Out on the wastes of the Never Never
That’s where the dead men lie!
There where the heat-waves dance forever –
That’s where the dead men lie! – Where the dead men lie by Barcroft Boake
The Never Never is used to describe a vast remote area of the Australian outback. I spent 3 months living and working in my never never. A very small place called Mataranka in the Northern Territory. It is 6 hours drive south of Darwin and is on the Stuart Highway, which runs right down the middle of Australia, from Darwin via Alice Springs and all the way down to Port Augusta in South Australia, because of this many people only end up stopping in Mataranka for fuel, a bathroom break and to grab some food so they never really experience it in all its outback beauty.
There is one thing Mataranka is famous for, a book called We Of The Never Never by Jeannie Gunn. Which I have never actually gotten round to reading.
It has become part of Australian Folklore and details the journey of Jeannie, who was the first white woman to settle in the Mataranka area accompanying her husband who was the station manager at Elsey cattle station.
The town is really into milking this book for everything, The towns sign says “Mataranka – Capital Of The Never Never”. If you are entering the town from the north on the Stuart Highway you will pass a park on the left filled with statues of all the main characters from the book.
In the 80’s they made a film about the book and they built a replica of the homestead Jeannie lived in and it still stands to this day near the thermal pools.
That’s another thing Mataranka is famous for, it’s two hot springs. There are the Thermal Pools and Bitter Springs.
One weekend my housemate Lucy and I walked the 6km from our house to go for a swim in the bitter springs. It was incredible, the water was so blue and so clear. You start at one end of the springs and using a pool noodle to float you allow the current to carry you to the other end. A little azure oasis in this red dusty place, well it was until about 40 school children showed up.
I didn’t manage to get to the Thermal Springs as they are up by the homestead and as we didnt have a car that would of been about an 11km walk each way, which isn’t particularly doable or sensible in 35 degree heat.
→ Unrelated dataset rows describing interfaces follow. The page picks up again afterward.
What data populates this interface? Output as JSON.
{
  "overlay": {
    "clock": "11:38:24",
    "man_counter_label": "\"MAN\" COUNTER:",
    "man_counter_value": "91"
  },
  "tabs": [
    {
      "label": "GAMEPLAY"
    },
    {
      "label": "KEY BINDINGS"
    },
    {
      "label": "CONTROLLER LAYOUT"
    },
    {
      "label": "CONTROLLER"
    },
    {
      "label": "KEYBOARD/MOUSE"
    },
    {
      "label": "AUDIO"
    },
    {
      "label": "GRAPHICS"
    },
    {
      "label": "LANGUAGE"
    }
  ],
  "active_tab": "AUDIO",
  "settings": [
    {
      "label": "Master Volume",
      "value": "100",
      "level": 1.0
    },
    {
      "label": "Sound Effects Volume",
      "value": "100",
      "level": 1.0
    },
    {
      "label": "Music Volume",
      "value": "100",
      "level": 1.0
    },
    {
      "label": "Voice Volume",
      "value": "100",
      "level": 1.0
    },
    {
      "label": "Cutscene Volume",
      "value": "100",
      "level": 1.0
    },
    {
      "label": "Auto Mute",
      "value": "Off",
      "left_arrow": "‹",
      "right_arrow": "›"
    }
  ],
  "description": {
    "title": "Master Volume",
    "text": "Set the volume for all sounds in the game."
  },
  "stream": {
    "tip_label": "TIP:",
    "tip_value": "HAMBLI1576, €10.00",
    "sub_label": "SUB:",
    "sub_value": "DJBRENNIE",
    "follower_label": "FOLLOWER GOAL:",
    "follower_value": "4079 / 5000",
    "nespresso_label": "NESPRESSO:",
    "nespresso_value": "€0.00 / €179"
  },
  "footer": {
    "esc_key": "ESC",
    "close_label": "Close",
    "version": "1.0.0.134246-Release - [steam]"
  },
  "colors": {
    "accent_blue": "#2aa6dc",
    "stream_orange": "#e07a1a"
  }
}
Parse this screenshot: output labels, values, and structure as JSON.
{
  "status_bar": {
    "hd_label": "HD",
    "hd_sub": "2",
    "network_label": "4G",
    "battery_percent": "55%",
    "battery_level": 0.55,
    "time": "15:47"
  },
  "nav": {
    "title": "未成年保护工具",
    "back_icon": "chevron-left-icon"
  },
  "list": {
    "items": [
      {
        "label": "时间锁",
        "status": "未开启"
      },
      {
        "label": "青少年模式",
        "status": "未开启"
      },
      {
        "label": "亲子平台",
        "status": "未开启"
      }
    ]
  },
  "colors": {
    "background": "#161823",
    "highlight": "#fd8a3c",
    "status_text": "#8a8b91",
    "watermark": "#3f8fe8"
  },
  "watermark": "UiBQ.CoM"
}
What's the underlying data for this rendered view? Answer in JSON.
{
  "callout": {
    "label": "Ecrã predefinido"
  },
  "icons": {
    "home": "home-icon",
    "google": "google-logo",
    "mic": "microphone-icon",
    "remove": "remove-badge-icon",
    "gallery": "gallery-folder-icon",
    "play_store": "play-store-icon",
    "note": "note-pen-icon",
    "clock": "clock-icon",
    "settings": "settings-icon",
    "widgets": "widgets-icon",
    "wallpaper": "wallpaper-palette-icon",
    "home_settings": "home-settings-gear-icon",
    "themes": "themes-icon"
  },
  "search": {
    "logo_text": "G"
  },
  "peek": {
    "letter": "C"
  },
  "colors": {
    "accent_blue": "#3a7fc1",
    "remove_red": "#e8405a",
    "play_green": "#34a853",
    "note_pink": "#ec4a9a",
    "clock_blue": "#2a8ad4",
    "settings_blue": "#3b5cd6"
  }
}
I do know that the Thermal Springs are a lot more of a man made structure, a little bit like a heated swimming pool, surrounded by lush greenery.
Other things of interest in this tiny town that I think people should see if they are ever in this part of the world are the worlds largest man made termite mound! There’s a button on it and it’s suppose to tell you all about the town but when ever I went there is wasn’t working.
The stockyard gallery and garden cafe is a quaint little place, complete with another statue of a character from We Of The Never Never. Caricatures of aboriginal people line the wall above the counter and the gallery is filled with books, aboriginal art work and souvenirs, you can enjoy a good BLT for $8 while sitting in a tropical garden, be careful though as the locals birds that fill the trees may come and pester you for some of your lunch, they did when I was there!
And finally I think everyone who comes to Mataranka should pop into the Mataranka Store and Service Station and it’s not just because that’s where I worked!
The owner Judy has owned the business for 40 years and the store contains everything you could ever want! It’s really like an aladdins cave! It always amused me when British tourists would come into the store because they always ask me how exactly I ended up here! It’s like they can’t image how anyone from back home would find a job in such a small place in the middle of the outback. The Aussies are funny as well so many have said to me “you British really do get everywhere!”